Though it had deteriorated over the decades, Oregon-based Dal Smilie recognized the trailer’s significance, bought it from the Hunter family, and turned it over to Chris and Trina Chapman to have it restored. “We tried to do it as original as possible down to the screws,” Smilie said.

At about the same time, Chuck and Toni Miltenberger of Saugus, California, had started work on their 1936 Airstream Silver Cloud, serial number 199, which Chuck found in Van Nuys. While they didn’t get as much of the history of the Silver Cloud as Smilie did with the Model 1, they did discover a relatively intact trailer that retained all of its original wood and fixtures, thanks to a sheath of aluminum over the Masonite installed sometime during the 1950s.

(Sheathing old Masonite exterior surfaces also helped preserve Dr. Norman Holman’s Airstream Torpedo, officially recognized as the oldest existing Airstream, which Holman built from a set of plans he purchased from Byam in 1935 and later skinned in aluminum  in the 1960s to prevent rock damage from gravel roads.)

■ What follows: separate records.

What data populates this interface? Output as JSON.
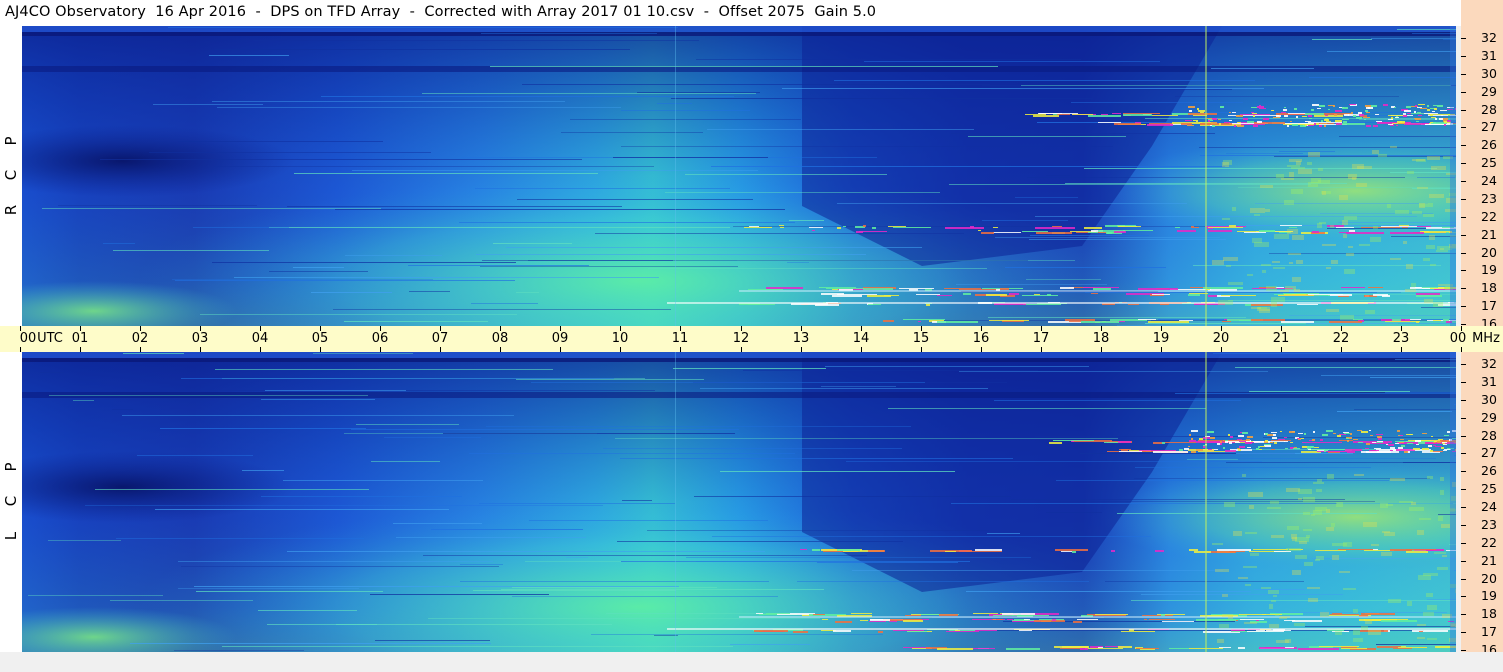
{
  "title": "AJ4CO Observatory  16 Apr 2016  -  DPS on TFD Array  -  Corrected with Array 2017 01 10.csv  -  Offset 2075  Gain 5.0",
  "colors": {
    "deep": "#0a1e8c",
    "blue": "#1e64e6",
    "cyan": "#28c8e6",
    "green": "#5af0b4",
    "yellow": "#e6e646",
    "magenta": "#e628c8",
    "axis_bg": "#fbd9bd",
    "time_bg": "#fefcc9"
  },
  "chart_data": [
    {
      "type": "heatmap",
      "polarization": "RCP",
      "side_letters": [
        "R",
        "C",
        "P"
      ],
      "x_unit": "UTC",
      "y_unit": "MHz",
      "ylim": [
        16,
        32
      ],
      "y_ticks": [
        "16",
        "17",
        "18",
        "19",
        "20",
        "21",
        "22",
        "23",
        "24",
        "25",
        "26",
        "27",
        "28",
        "29",
        "30",
        "31",
        "32"
      ]
    },
    {
      "type": "heatmap",
      "polarization": "LCP",
      "side_letters": [
        "L",
        "C",
        "P"
      ],
      "x_unit": "UTC",
      "y_unit": "MHz",
      "ylim": [
        16,
        32
      ],
      "y_ticks": [
        "16",
        "17",
        "18",
        "19",
        "20",
        "21",
        "22",
        "23",
        "24",
        "25",
        "26",
        "27",
        "28",
        "29",
        "30",
        "31",
        "32"
      ]
    }
  ],
  "time_axis": {
    "labels": [
      "00",
      "UTC",
      "01",
      "02",
      "03",
      "04",
      "05",
      "06",
      "07",
      "08",
      "09",
      "10",
      "11",
      "12",
      "13",
      "14",
      "15",
      "16",
      "17",
      "18",
      "19",
      "20",
      "21",
      "22",
      "23",
      "00",
      "MHz"
    ],
    "hours": [
      "00",
      "01",
      "02",
      "03",
      "04",
      "05",
      "06",
      "07",
      "08",
      "09",
      "10",
      "11",
      "12",
      "13",
      "14",
      "15",
      "16",
      "17",
      "18",
      "19",
      "20",
      "21",
      "22",
      "23",
      "00"
    ],
    "utc_label": "UTC",
    "mhz_label": "MHz"
  }
}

The restorations on both trailers wrapped within the last couple of years — the Silver Cloud’s in February 2017, and the Model 1’s a year later — and both trailers converged on this year’s Vintage Airstream Club 25th anniversary rally in Bend, Oregon, pulled by a 1937 Chrysler Airflow and a 1948 Studebaker M5 pickup, respectively. While both Smilie and the Miltenbergers acknowledge that examples of their trailers with lower serial numbers could exist, theirs are the lowest-known serial numbers and thus the earliest-known examples of their trailers.